Two things. First, it’s the only POS system of any kind available in the MA industry. Second, and foremost, HPOS™ provides valuable monthly insights into the Big Three retailers and brands — far beyond a traditional POS system, which really just shows how a client’s SKUs are performing against the total industry, not specifically by any given retailer or given brand. The data provided by an HPOS includes estimated SKU shares and brand shares within and in aggregate for the Big Three retailers.
How should HPOS be used?
Clients can use HPOS to track SKUs and brand market shares and retail pricing. In doing our modeling, we look at a bunch of different factors…even using details such as the page positioning of SKUs on the manufacturer’s websites, and we track and note the positioning of SKUs on the retailer’s floor. We put a rating on those positions on the floor so that we can show a higher value for SKUs that are in a better position. For example, if the SKU is on an end cap, that gets a higher position than if the product is in line. We also put a high value if the SKU is in a designated floor or kitchen setting, such as a vignette.
Manufacturers can use the tool to develop a Balance of Sale leverage with retailers. They can tell from the tool how much sales percent to total sales a brand is delivering for the retailer. Using planograms, we can determine what percent of floor that brand is enjoying, that is the number of SKUs on the floor. While retailers and the brands can put all the SKUs they have on a website, they can place only so many on a floor. This tool can be especially beneficial to the merchants because it allows them to determine with clients which SKUs would be most important to have on the floor for consumers to see in real-time when they’re shopping.
Last, Hybrid POS is a tremendous resource for vendors and clients to use when preparing for those monthly and quarterly meetings.
How does HPOS mesh with other tools our organization has? (i.e. How does it gel with TraQline? Sell-through data?)
The quarterly TraQline Survey provides complementary info to clients on consumer behavior, such as on-line versus brick-and-mortar shopping and purchases. Clients also gain geo/demographics that clarify why consumers bought particular brands and where they bought them. In addition, market data on the Rest of Market (ROM) beyond the Big Three and product categories and configurations not in HPOS™ is available.
Have you ever had a client tell you about an “OMG” moment when they used HPOS or SKU Metrix?
Yes, just recently, a client’s Marketing Director used HPOS™ data for the first time in his presentation to the President and other business leaders. He followed up later to say, “They loved HPOS™!”
In another instance, a manufacturer’s sales leader asked if we could tell if one of their key SKUs was being displayed on the retailer’s sales floors. Planogram easily let him know that only 1 of 9 stores had the SKU on the floor. This information enables the salesperson to go back to the retailer to determine a better plan for getting his product on more floors.

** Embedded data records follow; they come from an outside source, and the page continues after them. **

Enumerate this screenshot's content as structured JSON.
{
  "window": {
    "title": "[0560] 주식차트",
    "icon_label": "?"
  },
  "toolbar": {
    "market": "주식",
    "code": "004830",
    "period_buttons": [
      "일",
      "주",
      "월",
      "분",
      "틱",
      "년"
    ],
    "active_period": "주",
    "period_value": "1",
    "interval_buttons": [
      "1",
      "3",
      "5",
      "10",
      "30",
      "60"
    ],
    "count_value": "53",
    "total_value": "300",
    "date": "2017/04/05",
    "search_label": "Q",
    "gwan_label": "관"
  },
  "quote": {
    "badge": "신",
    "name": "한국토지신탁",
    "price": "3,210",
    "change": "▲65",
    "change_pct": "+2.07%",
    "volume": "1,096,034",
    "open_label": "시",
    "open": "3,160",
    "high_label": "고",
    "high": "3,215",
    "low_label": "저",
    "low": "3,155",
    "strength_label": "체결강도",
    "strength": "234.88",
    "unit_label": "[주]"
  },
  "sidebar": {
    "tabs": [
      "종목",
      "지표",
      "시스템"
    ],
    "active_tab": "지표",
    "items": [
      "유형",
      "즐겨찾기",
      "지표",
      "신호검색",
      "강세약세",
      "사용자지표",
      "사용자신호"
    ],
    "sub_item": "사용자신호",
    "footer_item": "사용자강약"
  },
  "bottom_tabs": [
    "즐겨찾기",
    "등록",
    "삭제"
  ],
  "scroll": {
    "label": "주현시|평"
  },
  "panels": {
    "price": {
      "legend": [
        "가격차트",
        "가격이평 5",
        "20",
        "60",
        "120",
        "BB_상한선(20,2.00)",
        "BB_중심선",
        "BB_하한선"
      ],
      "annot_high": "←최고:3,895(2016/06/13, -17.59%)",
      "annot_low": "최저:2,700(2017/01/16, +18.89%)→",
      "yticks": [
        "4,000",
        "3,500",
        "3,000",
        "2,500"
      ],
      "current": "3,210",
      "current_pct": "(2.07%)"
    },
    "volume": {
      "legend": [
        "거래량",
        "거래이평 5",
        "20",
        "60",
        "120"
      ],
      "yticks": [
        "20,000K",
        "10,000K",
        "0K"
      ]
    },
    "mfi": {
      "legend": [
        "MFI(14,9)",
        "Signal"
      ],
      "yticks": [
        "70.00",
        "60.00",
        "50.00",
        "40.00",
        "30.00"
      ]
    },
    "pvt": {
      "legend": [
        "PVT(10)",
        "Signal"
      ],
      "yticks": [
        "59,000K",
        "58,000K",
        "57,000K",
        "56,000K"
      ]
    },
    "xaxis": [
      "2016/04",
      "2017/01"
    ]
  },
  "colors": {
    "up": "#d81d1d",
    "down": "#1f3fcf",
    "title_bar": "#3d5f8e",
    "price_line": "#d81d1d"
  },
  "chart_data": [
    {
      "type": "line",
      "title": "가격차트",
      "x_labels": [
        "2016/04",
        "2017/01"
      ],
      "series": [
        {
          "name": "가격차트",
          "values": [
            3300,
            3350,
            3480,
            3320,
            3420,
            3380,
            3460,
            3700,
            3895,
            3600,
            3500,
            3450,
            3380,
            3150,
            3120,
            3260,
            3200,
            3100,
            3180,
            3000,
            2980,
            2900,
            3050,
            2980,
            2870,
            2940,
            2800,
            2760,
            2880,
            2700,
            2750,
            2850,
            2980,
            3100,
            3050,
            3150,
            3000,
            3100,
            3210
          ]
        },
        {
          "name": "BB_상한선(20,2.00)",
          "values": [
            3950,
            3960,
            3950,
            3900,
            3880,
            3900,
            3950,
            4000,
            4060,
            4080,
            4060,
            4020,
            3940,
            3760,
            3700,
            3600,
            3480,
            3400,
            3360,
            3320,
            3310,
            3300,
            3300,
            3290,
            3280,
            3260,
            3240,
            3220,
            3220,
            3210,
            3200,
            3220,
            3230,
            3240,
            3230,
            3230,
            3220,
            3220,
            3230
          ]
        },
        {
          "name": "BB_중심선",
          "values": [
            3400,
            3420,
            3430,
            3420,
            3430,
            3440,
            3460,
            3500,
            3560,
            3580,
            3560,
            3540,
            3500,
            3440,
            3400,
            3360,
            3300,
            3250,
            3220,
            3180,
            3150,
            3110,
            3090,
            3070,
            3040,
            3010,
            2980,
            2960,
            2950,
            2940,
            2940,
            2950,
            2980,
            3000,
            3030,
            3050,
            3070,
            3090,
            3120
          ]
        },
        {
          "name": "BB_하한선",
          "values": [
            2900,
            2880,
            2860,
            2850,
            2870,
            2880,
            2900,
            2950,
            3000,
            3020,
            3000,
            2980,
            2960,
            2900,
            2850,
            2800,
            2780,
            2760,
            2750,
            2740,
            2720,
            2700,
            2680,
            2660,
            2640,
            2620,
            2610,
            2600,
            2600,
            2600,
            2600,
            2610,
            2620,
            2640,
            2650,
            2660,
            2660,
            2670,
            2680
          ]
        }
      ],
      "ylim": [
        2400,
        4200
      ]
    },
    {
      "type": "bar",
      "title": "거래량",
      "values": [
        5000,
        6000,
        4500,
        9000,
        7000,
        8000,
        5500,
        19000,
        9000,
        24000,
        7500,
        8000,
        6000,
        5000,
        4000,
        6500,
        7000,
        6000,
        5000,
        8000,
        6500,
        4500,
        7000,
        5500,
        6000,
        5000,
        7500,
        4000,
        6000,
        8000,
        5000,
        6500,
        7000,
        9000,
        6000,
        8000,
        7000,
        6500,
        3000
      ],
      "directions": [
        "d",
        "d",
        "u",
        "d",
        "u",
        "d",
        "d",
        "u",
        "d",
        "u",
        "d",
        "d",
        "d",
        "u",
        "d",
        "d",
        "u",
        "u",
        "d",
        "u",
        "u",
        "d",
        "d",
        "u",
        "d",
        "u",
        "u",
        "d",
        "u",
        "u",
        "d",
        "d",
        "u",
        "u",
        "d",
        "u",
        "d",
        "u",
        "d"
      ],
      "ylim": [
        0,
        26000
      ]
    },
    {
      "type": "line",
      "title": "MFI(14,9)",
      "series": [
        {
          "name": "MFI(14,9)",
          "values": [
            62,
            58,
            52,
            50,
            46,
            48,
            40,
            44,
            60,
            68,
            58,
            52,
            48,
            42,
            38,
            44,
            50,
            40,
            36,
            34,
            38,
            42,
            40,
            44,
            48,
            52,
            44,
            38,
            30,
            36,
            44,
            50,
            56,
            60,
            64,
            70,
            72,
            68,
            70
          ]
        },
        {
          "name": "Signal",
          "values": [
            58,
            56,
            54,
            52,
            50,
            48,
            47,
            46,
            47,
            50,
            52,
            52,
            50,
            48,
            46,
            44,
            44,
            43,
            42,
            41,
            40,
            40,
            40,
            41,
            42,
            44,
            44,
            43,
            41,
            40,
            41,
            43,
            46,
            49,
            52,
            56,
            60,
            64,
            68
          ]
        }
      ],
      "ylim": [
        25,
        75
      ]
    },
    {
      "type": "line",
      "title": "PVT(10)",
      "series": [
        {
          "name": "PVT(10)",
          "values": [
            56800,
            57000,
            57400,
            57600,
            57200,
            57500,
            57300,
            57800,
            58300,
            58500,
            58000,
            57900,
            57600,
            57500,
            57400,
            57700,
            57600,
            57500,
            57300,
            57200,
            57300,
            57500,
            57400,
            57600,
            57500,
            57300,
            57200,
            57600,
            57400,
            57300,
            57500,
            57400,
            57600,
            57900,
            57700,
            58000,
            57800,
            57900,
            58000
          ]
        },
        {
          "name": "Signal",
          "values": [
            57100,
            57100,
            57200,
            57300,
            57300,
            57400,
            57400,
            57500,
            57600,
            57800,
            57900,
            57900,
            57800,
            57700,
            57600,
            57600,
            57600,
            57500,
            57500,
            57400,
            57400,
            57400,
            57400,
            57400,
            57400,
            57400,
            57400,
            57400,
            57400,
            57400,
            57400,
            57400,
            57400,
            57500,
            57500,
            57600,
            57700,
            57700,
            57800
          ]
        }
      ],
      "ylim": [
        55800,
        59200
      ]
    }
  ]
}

It sounds like this tool is really becoming a game-changer for our clients. Thank you so much Jack for taking time today to talk with me about the value Hybrid POS is providing our clients.